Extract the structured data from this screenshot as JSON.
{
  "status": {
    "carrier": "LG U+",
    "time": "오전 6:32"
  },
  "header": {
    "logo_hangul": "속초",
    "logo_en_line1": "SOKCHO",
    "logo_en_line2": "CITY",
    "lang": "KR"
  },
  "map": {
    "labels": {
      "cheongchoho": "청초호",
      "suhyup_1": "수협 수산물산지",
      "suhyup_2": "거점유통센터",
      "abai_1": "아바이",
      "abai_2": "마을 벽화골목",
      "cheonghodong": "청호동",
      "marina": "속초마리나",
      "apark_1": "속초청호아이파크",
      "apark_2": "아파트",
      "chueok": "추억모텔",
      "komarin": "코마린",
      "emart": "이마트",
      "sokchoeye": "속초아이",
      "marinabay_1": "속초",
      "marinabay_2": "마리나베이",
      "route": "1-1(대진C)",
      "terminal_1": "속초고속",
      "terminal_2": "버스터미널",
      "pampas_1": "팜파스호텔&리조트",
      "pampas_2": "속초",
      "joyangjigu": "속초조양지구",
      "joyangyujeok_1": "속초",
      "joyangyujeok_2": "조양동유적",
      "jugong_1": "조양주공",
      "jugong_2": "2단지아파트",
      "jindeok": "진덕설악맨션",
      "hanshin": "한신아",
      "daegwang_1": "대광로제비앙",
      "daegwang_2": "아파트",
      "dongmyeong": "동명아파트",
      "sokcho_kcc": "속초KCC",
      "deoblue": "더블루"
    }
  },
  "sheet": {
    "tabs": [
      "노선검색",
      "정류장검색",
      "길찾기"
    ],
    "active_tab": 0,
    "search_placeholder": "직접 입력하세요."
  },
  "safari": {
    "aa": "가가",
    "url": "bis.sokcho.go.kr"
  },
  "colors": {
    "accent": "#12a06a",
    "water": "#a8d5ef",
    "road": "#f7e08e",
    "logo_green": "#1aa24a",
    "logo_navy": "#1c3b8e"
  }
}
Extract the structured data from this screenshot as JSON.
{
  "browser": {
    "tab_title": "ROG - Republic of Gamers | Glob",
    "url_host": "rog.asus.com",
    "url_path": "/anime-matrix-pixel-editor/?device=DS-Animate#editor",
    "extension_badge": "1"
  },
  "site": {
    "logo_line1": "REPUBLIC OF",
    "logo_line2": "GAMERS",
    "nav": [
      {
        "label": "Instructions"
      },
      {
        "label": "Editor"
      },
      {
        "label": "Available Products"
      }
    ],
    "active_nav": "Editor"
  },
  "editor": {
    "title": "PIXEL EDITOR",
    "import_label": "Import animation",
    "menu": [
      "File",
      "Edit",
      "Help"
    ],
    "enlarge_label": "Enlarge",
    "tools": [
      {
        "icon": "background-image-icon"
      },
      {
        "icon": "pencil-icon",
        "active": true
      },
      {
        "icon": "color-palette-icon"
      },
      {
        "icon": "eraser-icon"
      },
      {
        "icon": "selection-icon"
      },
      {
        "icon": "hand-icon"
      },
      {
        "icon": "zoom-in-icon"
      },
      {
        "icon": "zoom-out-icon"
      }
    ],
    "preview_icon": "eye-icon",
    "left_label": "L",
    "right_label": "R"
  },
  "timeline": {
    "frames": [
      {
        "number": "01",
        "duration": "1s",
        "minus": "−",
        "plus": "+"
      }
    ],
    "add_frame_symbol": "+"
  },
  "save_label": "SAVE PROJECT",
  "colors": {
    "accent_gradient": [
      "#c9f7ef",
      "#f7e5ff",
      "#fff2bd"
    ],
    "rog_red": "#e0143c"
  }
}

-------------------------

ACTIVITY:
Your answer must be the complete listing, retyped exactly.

RESPONSE FOR THIS EXERCISE:
Extract the structured data from this screenshot as JSON.
{
  "status": {
    "carrier": "LG U+",
    "time": "오전 6:32"
  },
  "header": {
    "logo_hangul": "속초",
    "logo_en_line1": "SOKCHO",
    "logo_en_line2": "CITY",
    "lang": "KR"
  },
  "map": {
    "labels": {
      "cheongchoho": "청초호",
      "suhyup_1": "수협 수산물산지",
      "suhyup_2": "거점유통센터",
      "abai_1": "아바이",
      "abai_2": "마을 벽화골목",
      "cheonghodong": "청호동",
      "marina": "속초마리나",
      "apark_1": "속초청호아이파크",
      "apark_2": "아파트",
      "chueok": "추억모텔",
      "komarin": "코마린",
      "emart": "이마트",
      "sokchoeye": "속초아이",
      "marinabay_1": "속초",
      "marinabay_2": "마리나베이",
      "route": "1-1(대진C)",
      "terminal_1": "속초고속",
      "terminal_2": "버스터미널",
      "pampas_1": "팜파스호텔&리조트",
      "pampas_2": "속초",
      "joyangjigu": "속초조양지구",
      "joyangyujeok_1": "속초",
      "joyangyujeok_2": "조양동유적",
      "jugong_1": "조양주공",
      "jugong_2": "2단지아파트",
      "jindeok": "진덕설악맨션",
      "hanshin": "한신아",
      "daegwang_1": "대광로제비앙",
      "daegwang_2": "아파트",
      "dongmyeong": "동명아파트",
      "sokcho_kcc": "속초KCC",
      "deoblue": "더블루"
    }
  },
  "sheet": {
    "tabs": [
      "노선검색",
      "정류장검색",
      "길찾기"
    ],
    "active_tab": 0,
    "search_placeholder": "직접 입력하세요."
  },
  "safari": {
    "aa": "가가",
    "url": "bis.sokcho.go.kr"
  },
  "colors": {
    "accent": "#12a06a",
    "water": "#a8d5ef",
    "road": "#f7e08e",
    "logo_green": "#1aa24a",
    "logo_navy": "#1c3b8e"
  }
}
Extract the structured data from this screenshot as JSON.
{
  "browser": {
    "tab_title": "ROG - Republic of Gamers | Glob",
    "url_host": "rog.asus.com",
    "url_path": "/anime-matrix-pixel-editor/?device=DS-Animate#editor",
    "extension_badge": "1"
  },
  "site": {
    "logo_line1": "REPUBLIC OF",
    "logo_line2": "GAMERS",
    "nav": [
      {
        "label": "Instructions"
      },
      {
        "label": "Editor"
      },
      {
        "label": "Available Products"
      }
    ],
    "active_nav": "Editor"
  },
  "editor": {
    "title": "PIXEL EDITOR",
    "import_label": "Import animation",
    "menu": [
      "File",
      "Edit",
      "Help"
    ],
    "enlarge_label": "Enlarge",
    "tools": [
      {
        "icon": "background-image-icon"
      },
      {
        "icon": "pencil-icon",
        "active": true
      },
      {
        "icon": "color-palette-icon"
      },
      {
        "icon": "eraser-icon"
      },
      {
        "icon": "selection-icon"
      },
      {
        "icon": "hand-icon"
      },
      {
        "icon": "zoom-in-icon"
      },
      {
        "icon": "zoom-out-icon"
      }
    ],
    "preview_icon": "eye-icon",
    "left_label": "L",
    "right_label": "R"
  },
  "timeline": {
    "frames": [
      {
        "number": "01",
        "duration": "1s",
        "minus": "−",
        "plus": "+"
      }
    ],
    "add_frame_symbol": "+"
  },
  "save_label": "SAVE PROJECT",
  "colors": {
    "accent_gradient": [
      "#c9f7ef",
      "#f7e5ff",
      "#fff2bd"
    ],
    "rog_red": "#e0143c"
  }
}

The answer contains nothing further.